Records contained in a dataset:
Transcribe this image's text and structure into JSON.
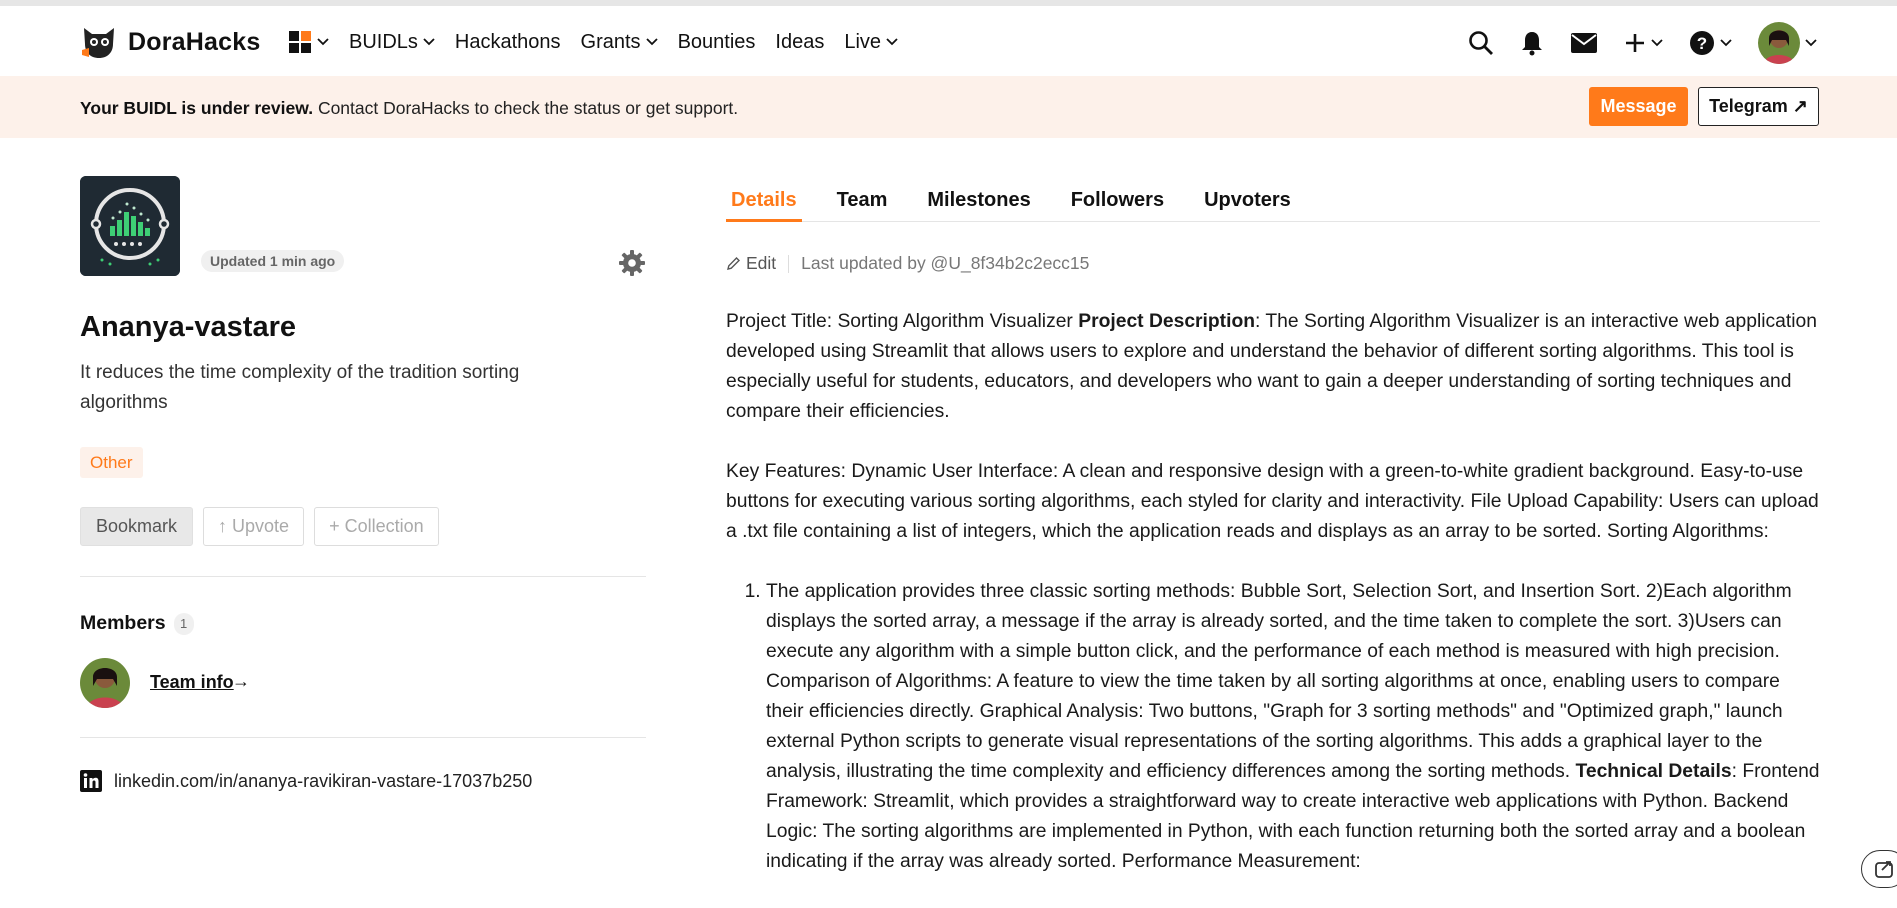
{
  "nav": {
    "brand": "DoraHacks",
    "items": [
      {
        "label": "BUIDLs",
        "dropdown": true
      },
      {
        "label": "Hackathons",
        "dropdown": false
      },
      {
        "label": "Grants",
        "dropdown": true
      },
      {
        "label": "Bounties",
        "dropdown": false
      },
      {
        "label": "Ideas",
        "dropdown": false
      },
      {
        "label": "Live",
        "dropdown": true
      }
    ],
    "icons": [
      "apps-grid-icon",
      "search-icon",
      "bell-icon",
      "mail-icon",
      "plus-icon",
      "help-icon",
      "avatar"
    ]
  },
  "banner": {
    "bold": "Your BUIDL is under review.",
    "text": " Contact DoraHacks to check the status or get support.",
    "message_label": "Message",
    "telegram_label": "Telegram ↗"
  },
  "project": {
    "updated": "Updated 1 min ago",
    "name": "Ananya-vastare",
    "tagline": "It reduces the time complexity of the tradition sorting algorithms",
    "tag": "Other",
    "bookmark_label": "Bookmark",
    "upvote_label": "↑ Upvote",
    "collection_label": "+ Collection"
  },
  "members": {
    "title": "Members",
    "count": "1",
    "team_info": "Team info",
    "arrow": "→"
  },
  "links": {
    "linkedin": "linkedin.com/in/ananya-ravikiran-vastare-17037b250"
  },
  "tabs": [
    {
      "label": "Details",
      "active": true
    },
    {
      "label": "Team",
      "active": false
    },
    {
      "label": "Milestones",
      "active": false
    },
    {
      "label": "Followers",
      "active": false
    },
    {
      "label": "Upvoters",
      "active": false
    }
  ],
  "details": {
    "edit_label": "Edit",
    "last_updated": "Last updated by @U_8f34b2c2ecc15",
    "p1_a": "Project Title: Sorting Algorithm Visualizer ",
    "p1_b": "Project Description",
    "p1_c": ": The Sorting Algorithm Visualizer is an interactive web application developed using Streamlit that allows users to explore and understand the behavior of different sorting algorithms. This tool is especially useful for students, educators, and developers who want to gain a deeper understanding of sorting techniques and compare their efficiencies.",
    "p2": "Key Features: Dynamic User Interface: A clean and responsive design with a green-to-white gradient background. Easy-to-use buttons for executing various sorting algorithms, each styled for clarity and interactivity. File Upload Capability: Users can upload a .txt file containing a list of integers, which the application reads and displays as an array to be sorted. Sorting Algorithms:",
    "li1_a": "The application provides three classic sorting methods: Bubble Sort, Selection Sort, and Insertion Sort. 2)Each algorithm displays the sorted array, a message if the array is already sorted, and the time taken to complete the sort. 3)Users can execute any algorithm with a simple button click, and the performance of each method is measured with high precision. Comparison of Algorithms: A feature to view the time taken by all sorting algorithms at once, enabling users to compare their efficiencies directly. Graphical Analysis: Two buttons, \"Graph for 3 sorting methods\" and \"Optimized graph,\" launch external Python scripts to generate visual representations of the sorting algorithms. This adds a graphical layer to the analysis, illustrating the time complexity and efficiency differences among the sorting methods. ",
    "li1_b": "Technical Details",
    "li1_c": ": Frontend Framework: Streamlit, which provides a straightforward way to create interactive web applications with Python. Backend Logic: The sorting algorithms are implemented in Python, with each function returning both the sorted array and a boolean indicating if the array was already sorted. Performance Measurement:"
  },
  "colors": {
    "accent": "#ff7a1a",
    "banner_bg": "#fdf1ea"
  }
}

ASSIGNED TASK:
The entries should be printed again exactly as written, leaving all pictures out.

SOLUTION TO THIS PROBLEM:
Transcribe this image's text and structure into JSON.
{
  "nav": {
    "brand": "DoraHacks",
    "items": [
      {
        "label": "BUIDLs",
        "dropdown": true
      },
      {
        "label": "Hackathons",
        "dropdown": false
      },
      {
        "label": "Grants",
        "dropdown": true
      },
      {
        "label": "Bounties",
        "dropdown": false
      },
      {
        "label": "Ideas",
        "dropdown": false
      },
      {
        "label": "Live",
        "dropdown": true
      }
    ],
    "icons": [
      "apps-grid-icon",
      "search-icon",
      "bell-icon",
      "mail-icon",
      "plus-icon",
      "help-icon",
      "avatar"
    ]
  },
  "banner": {
    "bold": "Your BUIDL is under review.",
    "text": " Contact DoraHacks to check the status or get support.",
    "message_label": "Message",
    "telegram_label": "Telegram ↗"
  },
  "project": {
    "updated": "Updated 1 min ago",
    "name": "Ananya-vastare",
    "tagline": "It reduces the time complexity of the tradition sorting algorithms",
    "tag": "Other",
    "bookmark_label": "Bookmark",
    "upvote_label": "↑ Upvote",
    "collection_label": "+ Collection"
  },
  "members": {
    "title": "Members",
    "count": "1",
    "team_info": "Team info",
    "arrow": "→"
  },
  "links": {
    "linkedin": "linkedin.com/in/ananya-ravikiran-vastare-17037b250"
  },
  "tabs": [
    {
      "label": "Details",
      "active": true
    },
    {
      "label": "Team",
      "active": false
    },
    {
      "label": "Milestones",
      "active": false
    },
    {
      "label": "Followers",
      "active": false
    },
    {
      "label": "Upvoters",
      "active": false
    }
  ],
  "details": {
    "edit_label": "Edit",
    "last_updated": "Last updated by @U_8f34b2c2ecc15",
    "p1_a": "Project Title: Sorting Algorithm Visualizer ",
    "p1_b": "Project Description",
    "p1_c": ": The Sorting Algorithm Visualizer is an interactive web application developed using Streamlit that allows users to explore and understand the behavior of different sorting algorithms. This tool is especially useful for students, educators, and developers who want to gain a deeper understanding of sorting techniques and compare their efficiencies.",
    "p2": "Key Features: Dynamic User Interface: A clean and responsive design with a green-to-white gradient background. Easy-to-use buttons for executing various sorting algorithms, each styled for clarity and interactivity. File Upload Capability: Users can upload a .txt file containing a list of integers, which the application reads and displays as an array to be sorted. Sorting Algorithms:",
    "li1_a": "The application provides three classic sorting methods: Bubble Sort, Selection Sort, and Insertion Sort. 2)Each algorithm displays the sorted array, a message if the array is already sorted, and the time taken to complete the sort. 3)Users can execute any algorithm with a simple button click, and the performance of each method is measured with high precision. Comparison of Algorithms: A feature to view the time taken by all sorting algorithms at once, enabling users to compare their efficiencies directly. Graphical Analysis: Two buttons, \"Graph for 3 sorting methods\" and \"Optimized graph,\" launch external Python scripts to generate visual representations of the sorting algorithms. This adds a graphical layer to the analysis, illustrating the time complexity and efficiency differences among the sorting methods. ",
    "li1_b": "Technical Details",
    "li1_c": ": Frontend Framework: Streamlit, which provides a straightforward way to create interactive web applications with Python. Backend Logic: The sorting algorithms are implemented in Python, with each function returning both the sorted array and a boolean indicating if the array was already sorted. Performance Measurement:"
  },
  "colors": {
    "accent": "#ff7a1a",
    "banner_bg": "#fdf1ea"
  }
}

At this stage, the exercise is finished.